The creaking stands of the Juba football stadium were filled to capacity, with many more spectators sitting in the sand by the touchline, or finding vantage points on the stadium walls, atop vehicles outside the group, and even on the top of a startlingly precarious advertising hoarding on the other side of the road from the stadium.
The game was held at a time of tension between South Sudanese and Ugandans. A large proportion of the working population in South Sudan’s capital Juba is of Ugandan origin, causing resentment among some locals who believe that these jobs should be reserved for South Sudanese – even in the absence of a qualified labour force. In 2012, on the South Sudanese side of the border with Uganda, the tension spilled over into violence, and Ugandan workers were attacked by locals on several occasions.
As a result of these tensions – and because security had already been heightened around the independence day anniversary celebrations – South Sudan’s first international football game was heavily policed. But while fans of both sides were noisy and enthusiastic throughout the game, there was no trouble.
Here, the crowd uses every inch of Juba stadium and fans clamber onto cars parked outside the ground in order to catch a glimpse of South Sudan’s first ever international football game.
This short film reveals the untold story of the devastating impact that the Syrian refugee crisis is having on the most vulnerable people in Jordan.
It tells the story of the world’s worst refugee crisis from a unique perspective: that of the local Jordanians whose lives have been thrown into poverty and chaos by the influx of hundreds of thousands of Syrian refugees into their towns and cities.
By the end of 2013, more than 600,000 Syrian refugees had arrived in Jordan, a country of just 6.5 million.
Their towns overwhelmed with refugees, many Jordanians can no longer afford to support their families, and face eviction from their homes. Water and electricity are becoming increasingly scarce.
In moving interviews with impoverished local people in the towns of Mafraq and Ramtha, I was told how rents are tripling, people face eviction from their homes, and tension and violence are growing.

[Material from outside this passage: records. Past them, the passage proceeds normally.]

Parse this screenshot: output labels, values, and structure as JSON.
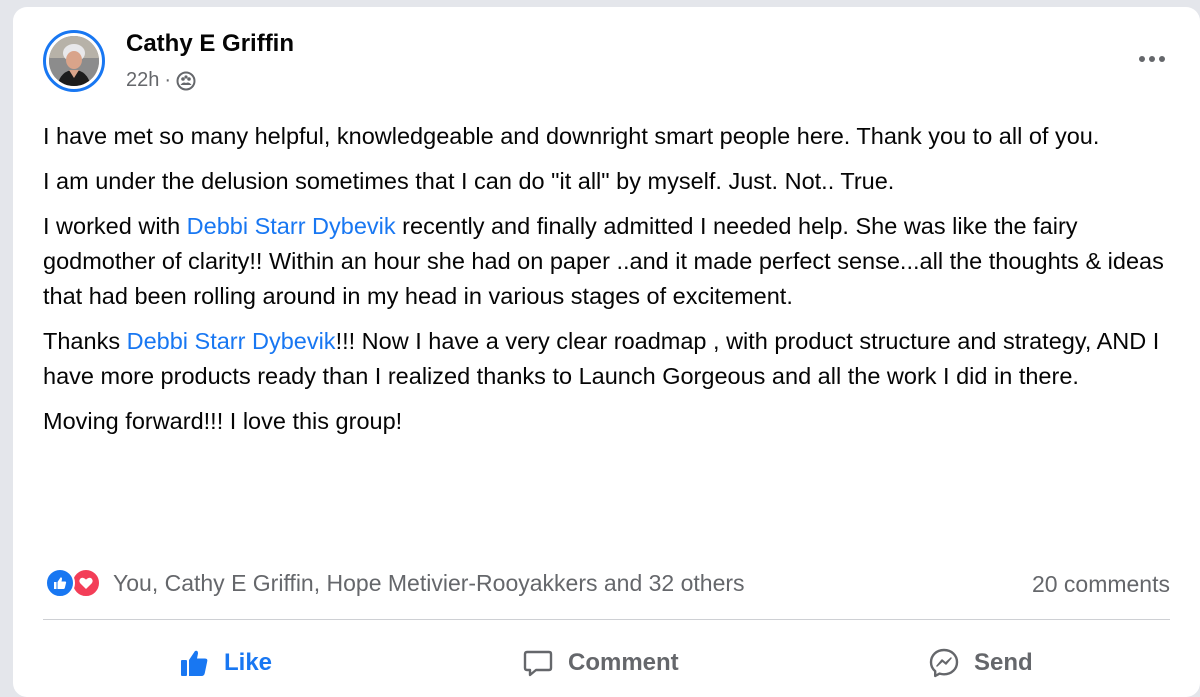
{
  "post": {
    "author": "Cathy E Griffin",
    "time": "22h",
    "separator": "·",
    "audience_icon": "group-icon",
    "more_icon": "more-horizontal-icon"
  },
  "content": {
    "p1": "I have met so many helpful, knowledgeable and downright smart people here.  Thank you to all of you.",
    "p2": "I am under the delusion sometimes that I can do \"it all\" by myself.  Just.  Not.. True.",
    "p3_a": "I worked with ",
    "p3_mention": "Debbi Starr Dybevik",
    "p3_b": " recently and finally admitted I needed help.  She was like the fairy godmother of clarity!!    Within an hour she had on paper ..and it made perfect sense...all the thoughts & ideas that had been rolling around in my head in various stages of excitement.",
    "p4_a": "Thanks ",
    "p4_mention": "Debbi Starr Dybevik",
    "p4_b": "!!!  Now I have a very clear roadmap , with product structure and strategy, AND I have more products ready than I realized thanks to Launch Gorgeous and all the work I did in there.",
    "p5": "Moving forward!!! I love this group!"
  },
  "reactions": {
    "icons": [
      "like-reaction-icon",
      "love-reaction-icon"
    ],
    "summary": "You, Cathy E Griffin, Hope Metivier-Rooyakkers and 32 others",
    "comments": "20 comments"
  },
  "actions": {
    "like": "Like",
    "comment": "Comment",
    "send": "Send"
  },
  "colors": {
    "accent": "#1877f2",
    "love": "#f33e58",
    "secondary_text": "#65676b"
  }
}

With Syrians arriving in Jordan every day, the situation is rapidly deteriorating. If the rate of arrivals continues, by the end of the year, there will be one Syrian refugee for every family in Jordan.
This short film is the basis for a 20-30 minute documentary that is currently in post-production. This documentary is independently produced and I am looking for broadcast outlets for this piece.
If you are interested in purchasing either the short film or the documentary, please get in touch.